I used to think the way you do at one time 80 K.
Then I bit the bullet and purchased a pre-owned 3 year old Honda Civic sedan with 35K on the clock for my daughter to use at college. That was 11 Years ago. That Honda is still going strong and apart from a brake job, a new muffler and routine oil changes and a coolant flushing, the car has NEVER been in the shop even once for a major repair. It's now got 160K on the clock and still starts and runs like a Singer sewing machine. The body has aged and it "ain't pretty" like it used to be but it still runs 4 my daughter and she loves it.
I wish that I could say the same for my wife's Ford Tarus sedan (..scrapped and replaced with a Honda Accord last year) and my GM truck which has had 2 major engine service procedures before it reached 80K miles.
I would like to "buy American" via a Ford or a GM product, but the likelyhood is very low at this time as I have found that Honda builds a far more reliable car that Detroit. The only exception to the rule is Subaru, my neighbor has an Outback Wagon that has been plagued by oil leaks and cooling system problems from day one. My mechanic echoed the same, saying that Subaru's engines all have known problems with blown gaskets and oil leaks and not to touch a Subaru product of any kind with a 10' pole. My next truck just may be that Honda pickup their now making. It may be more plastic than metal but if it's anything like my daughter's ultra-reliable Civic it looks like it will be a keeper.
It's a damm shame Ford and GM can't design and build cars and trucks which are just as reliable in the long term as Honda.

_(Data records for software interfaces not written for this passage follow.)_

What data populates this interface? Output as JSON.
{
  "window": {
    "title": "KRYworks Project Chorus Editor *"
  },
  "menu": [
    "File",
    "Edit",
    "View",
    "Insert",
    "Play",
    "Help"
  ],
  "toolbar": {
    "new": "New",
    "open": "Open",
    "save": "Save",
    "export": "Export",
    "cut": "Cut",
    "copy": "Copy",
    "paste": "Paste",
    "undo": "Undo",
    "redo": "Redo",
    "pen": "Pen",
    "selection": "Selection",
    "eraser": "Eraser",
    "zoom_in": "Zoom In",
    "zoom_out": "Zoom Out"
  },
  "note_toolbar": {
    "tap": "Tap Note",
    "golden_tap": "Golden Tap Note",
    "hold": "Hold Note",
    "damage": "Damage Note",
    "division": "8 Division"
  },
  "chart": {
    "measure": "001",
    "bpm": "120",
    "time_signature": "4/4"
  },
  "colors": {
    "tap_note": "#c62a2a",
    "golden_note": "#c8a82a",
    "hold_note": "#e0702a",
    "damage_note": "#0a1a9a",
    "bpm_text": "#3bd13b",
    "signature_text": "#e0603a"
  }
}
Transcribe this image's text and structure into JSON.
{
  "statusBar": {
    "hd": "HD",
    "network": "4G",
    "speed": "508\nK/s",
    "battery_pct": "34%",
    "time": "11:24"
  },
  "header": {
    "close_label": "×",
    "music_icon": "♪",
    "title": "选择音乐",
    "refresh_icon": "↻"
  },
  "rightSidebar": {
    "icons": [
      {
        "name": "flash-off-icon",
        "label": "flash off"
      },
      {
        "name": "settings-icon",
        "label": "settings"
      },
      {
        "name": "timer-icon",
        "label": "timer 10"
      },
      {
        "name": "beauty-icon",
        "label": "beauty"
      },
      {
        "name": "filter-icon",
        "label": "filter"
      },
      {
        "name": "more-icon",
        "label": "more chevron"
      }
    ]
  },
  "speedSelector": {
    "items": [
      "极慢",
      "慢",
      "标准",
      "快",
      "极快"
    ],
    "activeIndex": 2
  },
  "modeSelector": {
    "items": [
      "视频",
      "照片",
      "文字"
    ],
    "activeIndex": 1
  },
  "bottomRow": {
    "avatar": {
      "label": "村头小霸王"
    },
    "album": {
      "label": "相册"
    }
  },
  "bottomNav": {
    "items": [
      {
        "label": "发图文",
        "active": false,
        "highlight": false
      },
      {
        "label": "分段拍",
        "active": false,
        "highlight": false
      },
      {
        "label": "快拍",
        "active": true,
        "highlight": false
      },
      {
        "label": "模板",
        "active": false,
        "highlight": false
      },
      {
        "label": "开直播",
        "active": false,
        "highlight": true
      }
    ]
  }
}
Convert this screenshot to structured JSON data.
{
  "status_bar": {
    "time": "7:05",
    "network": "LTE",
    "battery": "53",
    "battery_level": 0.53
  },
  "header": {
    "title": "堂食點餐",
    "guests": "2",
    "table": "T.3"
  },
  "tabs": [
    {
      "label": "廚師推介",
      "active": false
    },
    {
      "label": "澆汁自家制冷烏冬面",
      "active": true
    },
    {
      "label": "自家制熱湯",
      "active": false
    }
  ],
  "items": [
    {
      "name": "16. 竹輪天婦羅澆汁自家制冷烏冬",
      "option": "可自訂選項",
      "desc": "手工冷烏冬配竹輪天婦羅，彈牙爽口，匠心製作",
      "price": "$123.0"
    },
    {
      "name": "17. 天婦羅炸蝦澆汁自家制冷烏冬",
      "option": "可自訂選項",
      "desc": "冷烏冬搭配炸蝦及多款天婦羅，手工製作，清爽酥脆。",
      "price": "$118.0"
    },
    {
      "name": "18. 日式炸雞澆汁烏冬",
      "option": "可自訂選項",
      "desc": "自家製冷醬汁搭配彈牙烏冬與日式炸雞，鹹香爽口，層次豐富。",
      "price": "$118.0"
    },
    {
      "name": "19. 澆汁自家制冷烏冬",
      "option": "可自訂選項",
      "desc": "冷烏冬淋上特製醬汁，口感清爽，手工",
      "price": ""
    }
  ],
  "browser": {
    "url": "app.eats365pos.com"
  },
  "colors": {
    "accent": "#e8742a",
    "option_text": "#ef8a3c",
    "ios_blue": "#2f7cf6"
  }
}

Subaru is another story however and their crap might as well have a GM logo affixed to it.